Task requirements
Only the text of the records belongs in the answer, copied exactly, with every picture omitted.
Provided records section start
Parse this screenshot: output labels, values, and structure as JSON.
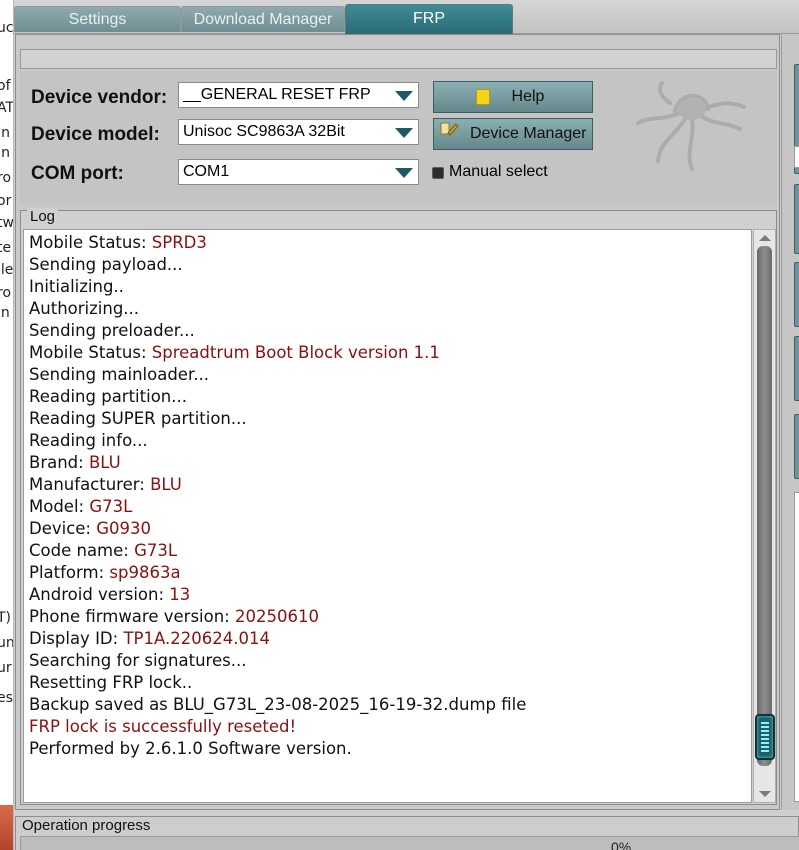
{
  "left_sliver_fragments": [
    "uc",
    "of",
    "AT",
    "In",
    "In",
    "ro",
    "or",
    "tw",
    "te",
    "ile",
    "ro",
    "in",
    "T)",
    "un",
    "ur",
    "es"
  ],
  "tabs": [
    {
      "label": "Settings",
      "active": false
    },
    {
      "label": "Download Manager",
      "active": false
    },
    {
      "label": "FRP",
      "active": true
    }
  ],
  "config": {
    "vendor_label": "Device vendor:",
    "vendor_value": "__GENERAL RESET FRP MI",
    "model_label": "Device model:",
    "model_value": "Unisoc SC9863A 32Bit",
    "com_label": "COM port:",
    "com_value": "COM1",
    "help_button": "Help",
    "device_manager_button": "Device Manager",
    "manual_select_label": "Manual select",
    "manual_select_checked": false
  },
  "log": {
    "title": "Log",
    "lines": [
      {
        "text": "Mobile Status: ",
        "value": "SPRD3"
      },
      {
        "text": "Sending payload...",
        "value": ""
      },
      {
        "text": "Initializing..",
        "value": ""
      },
      {
        "text": "Authorizing...",
        "value": ""
      },
      {
        "text": "Sending preloader...",
        "value": ""
      },
      {
        "text": "Mobile Status: ",
        "value": "Spreadtrum Boot Block version 1.1"
      },
      {
        "text": "Sending mainloader...",
        "value": ""
      },
      {
        "text": "Reading partition...",
        "value": ""
      },
      {
        "text": "Reading SUPER partition...",
        "value": ""
      },
      {
        "text": "Reading info...",
        "value": ""
      },
      {
        "text": "Brand: ",
        "value": "BLU"
      },
      {
        "text": "Manufacturer: ",
        "value": "BLU"
      },
      {
        "text": "Model: ",
        "value": "G73L"
      },
      {
        "text": "Device: ",
        "value": "G0930"
      },
      {
        "text": "Code name: ",
        "value": "G73L"
      },
      {
        "text": "Platform: ",
        "value": "sp9863a"
      },
      {
        "text": "Android version: ",
        "value": "13"
      },
      {
        "text": "Phone firmware version: ",
        "value": "20250610"
      },
      {
        "text": "Display ID: ",
        "value": "TP1A.220624.014"
      },
      {
        "text": "Searching for signatures...",
        "value": ""
      },
      {
        "text": "Resetting FRP lock..",
        "value": ""
      },
      {
        "text": "Backup saved as BLU_G73L_23-08-2025_16-19-32.dump file",
        "value": ""
      },
      {
        "text": "",
        "value": "FRP lock is successfully reseted!"
      },
      {
        "text": "Performed by 2.6.1.0 Software version.",
        "value": ""
      }
    ],
    "scroll_position": 0.96
  },
  "progress": {
    "title": "Operation progress",
    "percent_label": "0%",
    "value": 0
  },
  "icons": {
    "help": "help-book-icon",
    "device_manager": "device-manager-icon",
    "logo": "octopus-logo-icon"
  },
  "colors": {
    "accent": "#2a6b74",
    "value_text": "#8a1010"
  }
}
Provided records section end
Answer to this exercise
Parse this screenshot: output labels, values, and structure as JSON.
{
  "left_sliver_fragments": [
    "uc",
    "of",
    "AT",
    "In",
    "In",
    "ro",
    "or",
    "tw",
    "te",
    "ile",
    "ro",
    "in",
    "T)",
    "un",
    "ur",
    "es"
  ],
  "tabs": [
    {
      "label": "Settings",
      "active": false
    },
    {
      "label": "Download Manager",
      "active": false
    },
    {
      "label": "FRP",
      "active": true
    }
  ],
  "config": {
    "vendor_label": "Device vendor:",
    "vendor_value": "__GENERAL RESET FRP MI",
    "model_label": "Device model:",
    "model_value": "Unisoc SC9863A 32Bit",
    "com_label": "COM port:",
    "com_value": "COM1",
    "help_button": "Help",
    "device_manager_button": "Device Manager",
    "manual_select_label": "Manual select",
    "manual_select_checked": false
  },
  "log": {
    "title": "Log",
    "lines": [
      {
        "text": "Mobile Status: ",
        "value": "SPRD3"
      },
      {
        "text": "Sending payload...",
        "value": ""
      },
      {
        "text": "Initializing..",
        "value": ""
      },
      {
        "text": "Authorizing...",
        "value": ""
      },
      {
        "text": "Sending preloader...",
        "value": ""
      },
      {
        "text": "Mobile Status: ",
        "value": "Spreadtrum Boot Block version 1.1"
      },
      {
        "text": "Sending mainloader...",
        "value": ""
      },
      {
        "text": "Reading partition...",
        "value": ""
      },
      {
        "text": "Reading SUPER partition...",
        "value": ""
      },
      {
        "text": "Reading info...",
        "value": ""
      },
      {
        "text": "Brand: ",
        "value": "BLU"
      },
      {
        "text": "Manufacturer: ",
        "value": "BLU"
      },
      {
        "text": "Model: ",
        "value": "G73L"
      },
      {
        "text": "Device: ",
        "value": "G0930"
      },
      {
        "text": "Code name: ",
        "value": "G73L"
      },
      {
        "text": "Platform: ",
        "value": "sp9863a"
      },
      {
        "text": "Android version: ",
        "value": "13"
      },
      {
        "text": "Phone firmware version: ",
        "value": "20250610"
      },
      {
        "text": "Display ID: ",
        "value": "TP1A.220624.014"
      },
      {
        "text": "Searching for signatures...",
        "value": ""
      },
      {
        "text": "Resetting FRP lock..",
        "value": ""
      },
      {
        "text": "Backup saved as BLU_G73L_23-08-2025_16-19-32.dump file",
        "value": ""
      },
      {
        "text": "",
        "value": "FRP lock is successfully reseted!"
      },
      {
        "text": "Performed by 2.6.1.0 Software version.",
        "value": ""
      }
    ],
    "scroll_position": 0.96
  },
  "progress": {
    "title": "Operation progress",
    "percent_label": "0%",
    "value": 0
  },
  "icons": {
    "help": "help-book-icon",
    "device_manager": "device-manager-icon",
    "logo": "octopus-logo-icon"
  },
  "colors": {
    "accent": "#2a6b74",
    "value_text": "#8a1010"
  }
}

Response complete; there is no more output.